■ **Work to be completed**
The result should be every line that contains the word "History", taken from the material.
......
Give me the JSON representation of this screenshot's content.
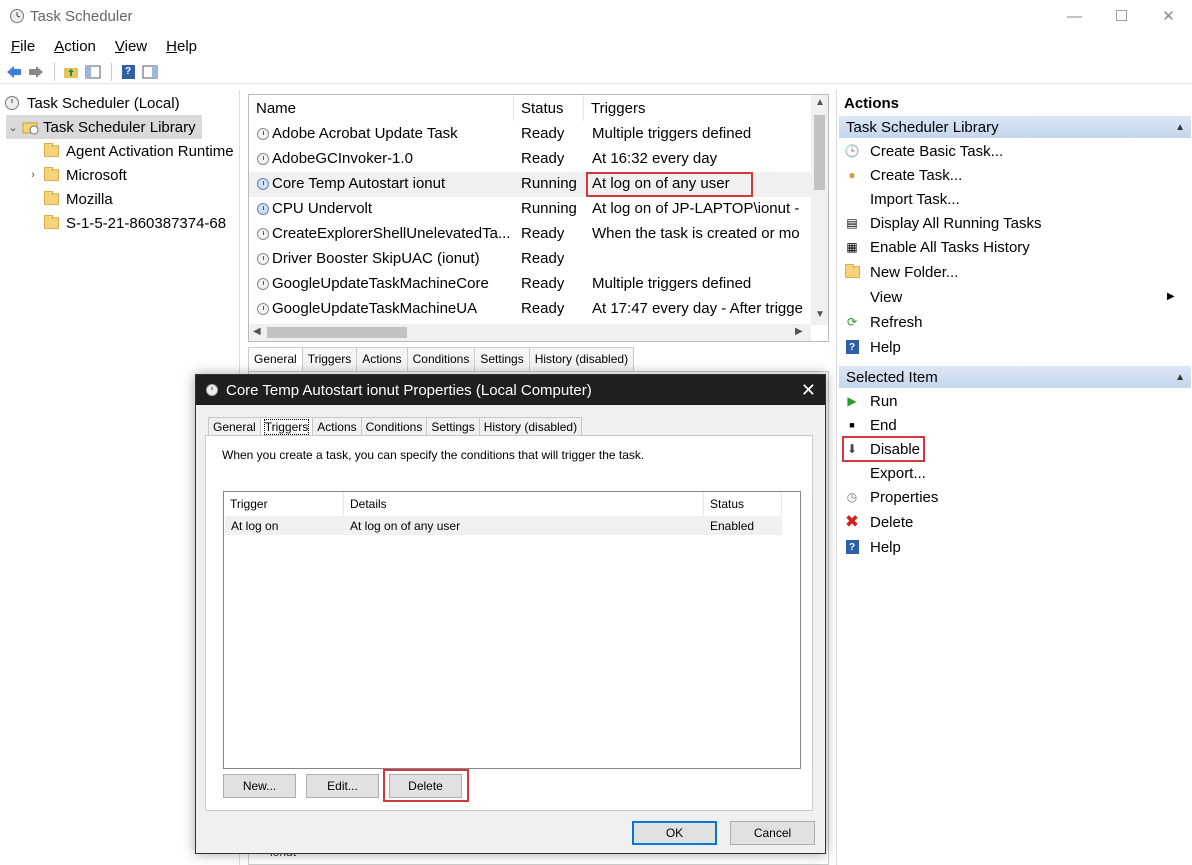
{
  "window": {
    "title": "Task Scheduler",
    "minimize_glyph": "—",
    "maximize_glyph": "☐",
    "close_glyph": "✕"
  },
  "menu": [
    {
      "label": "File",
      "key": "F"
    },
    {
      "label": "Action",
      "key": "A"
    },
    {
      "label": "View",
      "key": "V"
    },
    {
      "label": "Help",
      "key": "H"
    }
  ],
  "tree": {
    "root": "Task Scheduler (Local)",
    "library": "Task Scheduler Library",
    "children": [
      "Agent Activation Runtime",
      "Microsoft",
      "Mozilla",
      "S-1-5-21-860387374-68"
    ]
  },
  "task_list": {
    "columns": [
      "Name",
      "Status",
      "Triggers"
    ],
    "rows": [
      {
        "name": "Adobe Acrobat Update Task",
        "status": "Ready",
        "triggers": "Multiple triggers defined"
      },
      {
        "name": "AdobeGCInvoker-1.0",
        "status": "Ready",
        "triggers": "At 16:32 every day"
      },
      {
        "name": "Core Temp Autostart ionut",
        "status": "Running",
        "triggers": "At log on of any user"
      },
      {
        "name": "CPU Undervolt",
        "status": "Running",
        "triggers": "At log on of JP-LAPTOP\\ionut -"
      },
      {
        "name": "CreateExplorerShellUnelevatedTa...",
        "status": "Ready",
        "triggers": "When the task is created or mo"
      },
      {
        "name": "Driver Booster SkipUAC (ionut)",
        "status": "Ready",
        "triggers": ""
      },
      {
        "name": "GoogleUpdateTaskMachineCore",
        "status": "Ready",
        "triggers": "Multiple triggers defined"
      },
      {
        "name": "GoogleUpdateTaskMachineUA",
        "status": "Ready",
        "triggers": "At 17:47 every day - After trigge"
      }
    ]
  },
  "bottom_tabs": [
    "General",
    "Triggers",
    "Actions",
    "Conditions",
    "Settings",
    "History (disabled)"
  ],
  "behind_text": "ionut",
  "actions_pane": {
    "title": "Actions",
    "section1": "Task Scheduler Library",
    "section1_items": [
      "Create Basic Task...",
      "Create Task...",
      "Import Task...",
      "Display All Running Tasks",
      "Enable All Tasks History",
      "New Folder...",
      "View",
      "Refresh",
      "Help"
    ],
    "section2": "Selected Item",
    "section2_items": [
      "Run",
      "End",
      "Disable",
      "Export...",
      "Properties",
      "Delete",
      "Help"
    ]
  },
  "dialog": {
    "title": "Core Temp Autostart ionut Properties (Local Computer)",
    "tabs": [
      "General",
      "Triggers",
      "Actions",
      "Conditions",
      "Settings",
      "History (disabled)"
    ],
    "active_tab": "Triggers",
    "description": "When you create a task, you can specify the conditions that will trigger the task.",
    "table_columns": [
      "Trigger",
      "Details",
      "Status"
    ],
    "table_rows": [
      {
        "trigger": "At log on",
        "details": "At log on of any user",
        "status": "Enabled"
      }
    ],
    "buttons": {
      "new": "New...",
      "edit": "Edit...",
      "delete": "Delete",
      "ok": "OK",
      "cancel": "Cancel"
    }
  },
  "colors": {
    "highlight_box": "#d13a3a",
    "section_header": "#c4d6ec",
    "dialog_titlebar": "#1f1f1f",
    "primary_button_border": "#0078d7"
  }
}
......
■ **Response for this exercise**
    "History (disabled)"
      "Enable All Tasks History",
      "History (disabled)"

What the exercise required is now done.